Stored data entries

○ ○ ○ ○

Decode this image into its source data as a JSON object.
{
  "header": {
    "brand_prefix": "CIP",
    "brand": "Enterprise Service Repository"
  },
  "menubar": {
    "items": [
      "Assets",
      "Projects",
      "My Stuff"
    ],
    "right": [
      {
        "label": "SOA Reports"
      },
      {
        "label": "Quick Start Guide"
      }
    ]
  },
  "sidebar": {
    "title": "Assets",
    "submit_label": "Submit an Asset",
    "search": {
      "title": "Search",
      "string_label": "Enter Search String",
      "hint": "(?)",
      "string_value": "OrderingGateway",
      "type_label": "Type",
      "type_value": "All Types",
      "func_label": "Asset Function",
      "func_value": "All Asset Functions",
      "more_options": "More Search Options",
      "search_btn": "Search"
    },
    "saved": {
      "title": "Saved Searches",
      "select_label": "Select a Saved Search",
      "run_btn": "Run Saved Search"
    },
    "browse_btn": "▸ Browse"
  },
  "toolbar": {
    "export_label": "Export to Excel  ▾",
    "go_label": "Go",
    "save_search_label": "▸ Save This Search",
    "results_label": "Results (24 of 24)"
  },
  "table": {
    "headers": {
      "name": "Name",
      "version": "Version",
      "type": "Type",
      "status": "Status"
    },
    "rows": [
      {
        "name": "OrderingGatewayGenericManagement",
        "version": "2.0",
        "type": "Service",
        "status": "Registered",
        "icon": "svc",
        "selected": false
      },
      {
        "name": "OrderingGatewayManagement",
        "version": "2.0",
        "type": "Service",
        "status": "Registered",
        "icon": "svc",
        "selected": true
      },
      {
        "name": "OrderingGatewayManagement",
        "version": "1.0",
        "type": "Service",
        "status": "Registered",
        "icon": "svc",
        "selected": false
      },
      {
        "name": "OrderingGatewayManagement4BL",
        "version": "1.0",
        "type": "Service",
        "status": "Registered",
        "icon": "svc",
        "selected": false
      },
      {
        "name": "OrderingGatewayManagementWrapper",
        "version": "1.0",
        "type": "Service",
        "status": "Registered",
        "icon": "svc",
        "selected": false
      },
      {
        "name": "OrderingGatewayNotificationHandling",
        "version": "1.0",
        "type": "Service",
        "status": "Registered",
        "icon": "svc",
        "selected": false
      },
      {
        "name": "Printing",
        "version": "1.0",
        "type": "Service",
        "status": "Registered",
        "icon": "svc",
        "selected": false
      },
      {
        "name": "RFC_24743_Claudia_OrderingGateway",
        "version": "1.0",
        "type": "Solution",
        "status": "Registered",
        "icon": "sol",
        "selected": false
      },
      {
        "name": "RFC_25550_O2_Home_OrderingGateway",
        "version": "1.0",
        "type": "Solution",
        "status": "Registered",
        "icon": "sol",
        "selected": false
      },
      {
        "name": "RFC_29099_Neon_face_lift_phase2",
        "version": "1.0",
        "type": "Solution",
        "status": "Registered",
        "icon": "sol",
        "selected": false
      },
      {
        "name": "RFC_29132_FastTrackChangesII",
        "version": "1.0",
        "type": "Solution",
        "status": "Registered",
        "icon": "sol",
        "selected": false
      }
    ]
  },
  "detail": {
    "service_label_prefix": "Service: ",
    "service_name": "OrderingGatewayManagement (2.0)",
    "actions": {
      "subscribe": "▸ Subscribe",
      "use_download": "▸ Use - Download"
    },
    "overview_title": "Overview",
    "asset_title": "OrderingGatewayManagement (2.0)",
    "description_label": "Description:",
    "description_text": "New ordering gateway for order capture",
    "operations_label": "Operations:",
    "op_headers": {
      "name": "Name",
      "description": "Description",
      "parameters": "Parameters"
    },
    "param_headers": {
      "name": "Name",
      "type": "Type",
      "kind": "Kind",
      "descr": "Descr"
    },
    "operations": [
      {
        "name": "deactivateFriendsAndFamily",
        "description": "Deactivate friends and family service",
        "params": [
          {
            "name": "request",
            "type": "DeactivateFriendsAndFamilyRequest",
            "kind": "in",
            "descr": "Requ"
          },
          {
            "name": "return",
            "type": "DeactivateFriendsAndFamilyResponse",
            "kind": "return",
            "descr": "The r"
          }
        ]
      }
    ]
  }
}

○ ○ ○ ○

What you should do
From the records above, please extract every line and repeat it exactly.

Answer to this task
Decode this image into its source data as a JSON object.
{
  "header": {
    "brand_prefix": "CIP",
    "brand": "Enterprise Service Repository"
  },
  "menubar": {
    "items": [
      "Assets",
      "Projects",
      "My Stuff"
    ],
    "right": [
      {
        "label": "SOA Reports"
      },
      {
        "label": "Quick Start Guide"
      }
    ]
  },
  "sidebar": {
    "title": "Assets",
    "submit_label": "Submit an Asset",
    "search": {
      "title": "Search",
      "string_label": "Enter Search String",
      "hint": "(?)",
      "string_value": "OrderingGateway",
      "type_label": "Type",
      "type_value": "All Types",
      "func_label": "Asset Function",
      "func_value": "All Asset Functions",
      "more_options": "More Search Options",
      "search_btn": "Search"
    },
    "saved": {
      "title": "Saved Searches",
      "select_label": "Select a Saved Search",
      "run_btn": "Run Saved Search"
    },
    "browse_btn": "▸ Browse"
  },
  "toolbar": {
    "export_label": "Export to Excel  ▾",
    "go_label": "Go",
    "save_search_label": "▸ Save This Search",
    "results_label": "Results (24 of 24)"
  },
  "table": {
    "headers": {
      "name": "Name",
      "version": "Version",
      "type": "Type",
      "status": "Status"
    },
    "rows": [
      {
        "name": "OrderingGatewayGenericManagement",
        "version": "2.0",
        "type": "Service",
        "status": "Registered",
        "icon": "svc",
        "selected": false
      },
      {
        "name": "OrderingGatewayManagement",
        "version": "2.0",
        "type": "Service",
        "status": "Registered",
        "icon": "svc",
        "selected": true
      },
      {
        "name": "OrderingGatewayManagement",
        "version": "1.0",
        "type": "Service",
        "status": "Registered",
        "icon": "svc",
        "selected": false
      },
      {
        "name": "OrderingGatewayManagement4BL",
        "version": "1.0",
        "type": "Service",
        "status": "Registered",
        "icon": "svc",
        "selected": false
      },
      {
        "name": "OrderingGatewayManagementWrapper",
        "version": "1.0",
        "type": "Service",
        "status": "Registered",
        "icon": "svc",
        "selected": false
      },
      {
        "name": "OrderingGatewayNotificationHandling",
        "version": "1.0",
        "type": "Service",
        "status": "Registered",
        "icon": "svc",
        "selected": false
      },
      {
        "name": "Printing",
        "version": "1.0",
        "type": "Service",
        "status": "Registered",
        "icon": "svc",
        "selected": false
      },
      {
        "name": "RFC_24743_Claudia_OrderingGateway",
        "version": "1.0",
        "type": "Solution",
        "status": "Registered",
        "icon": "sol",
        "selected": false
      },
      {
        "name": "RFC_25550_O2_Home_OrderingGateway",
        "version": "1.0",
        "type": "Solution",
        "status": "Registered",
        "icon": "sol",
        "selected": false
      },
      {
        "name": "RFC_29099_Neon_face_lift_phase2",
        "version": "1.0",
        "type": "Solution",
        "status": "Registered",
        "icon": "sol",
        "selected": false
      },
      {
        "name": "RFC_29132_FastTrackChangesII",
        "version": "1.0",
        "type": "Solution",
        "status": "Registered",
        "icon": "sol",
        "selected": false
      }
    ]
  },
  "detail": {
    "service_label_prefix": "Service: ",
    "service_name": "OrderingGatewayManagement (2.0)",
    "actions": {
      "subscribe": "▸ Subscribe",
      "use_download": "▸ Use - Download"
    },
    "overview_title": "Overview",
    "asset_title": "OrderingGatewayManagement (2.0)",
    "description_label": "Description:",
    "description_text": "New ordering gateway for order capture",
    "operations_label": "Operations:",
    "op_headers": {
      "name": "Name",
      "description": "Description",
      "parameters": "Parameters"
    },
    "param_headers": {
      "name": "Name",
      "type": "Type",
      "kind": "Kind",
      "descr": "Descr"
    },
    "operations": [
      {
        "name": "deactivateFriendsAndFamily",
        "description": "Deactivate friends and family service",
        "params": [
          {
            "name": "request",
            "type": "DeactivateFriendsAndFamilyRequest",
            "kind": "in",
            "descr": "Requ"
          },
          {
            "name": "return",
            "type": "DeactivateFriendsAndFamilyResponse",
            "kind": "return",
            "descr": "The r"
          }
        ]
      }
    ]
  }
}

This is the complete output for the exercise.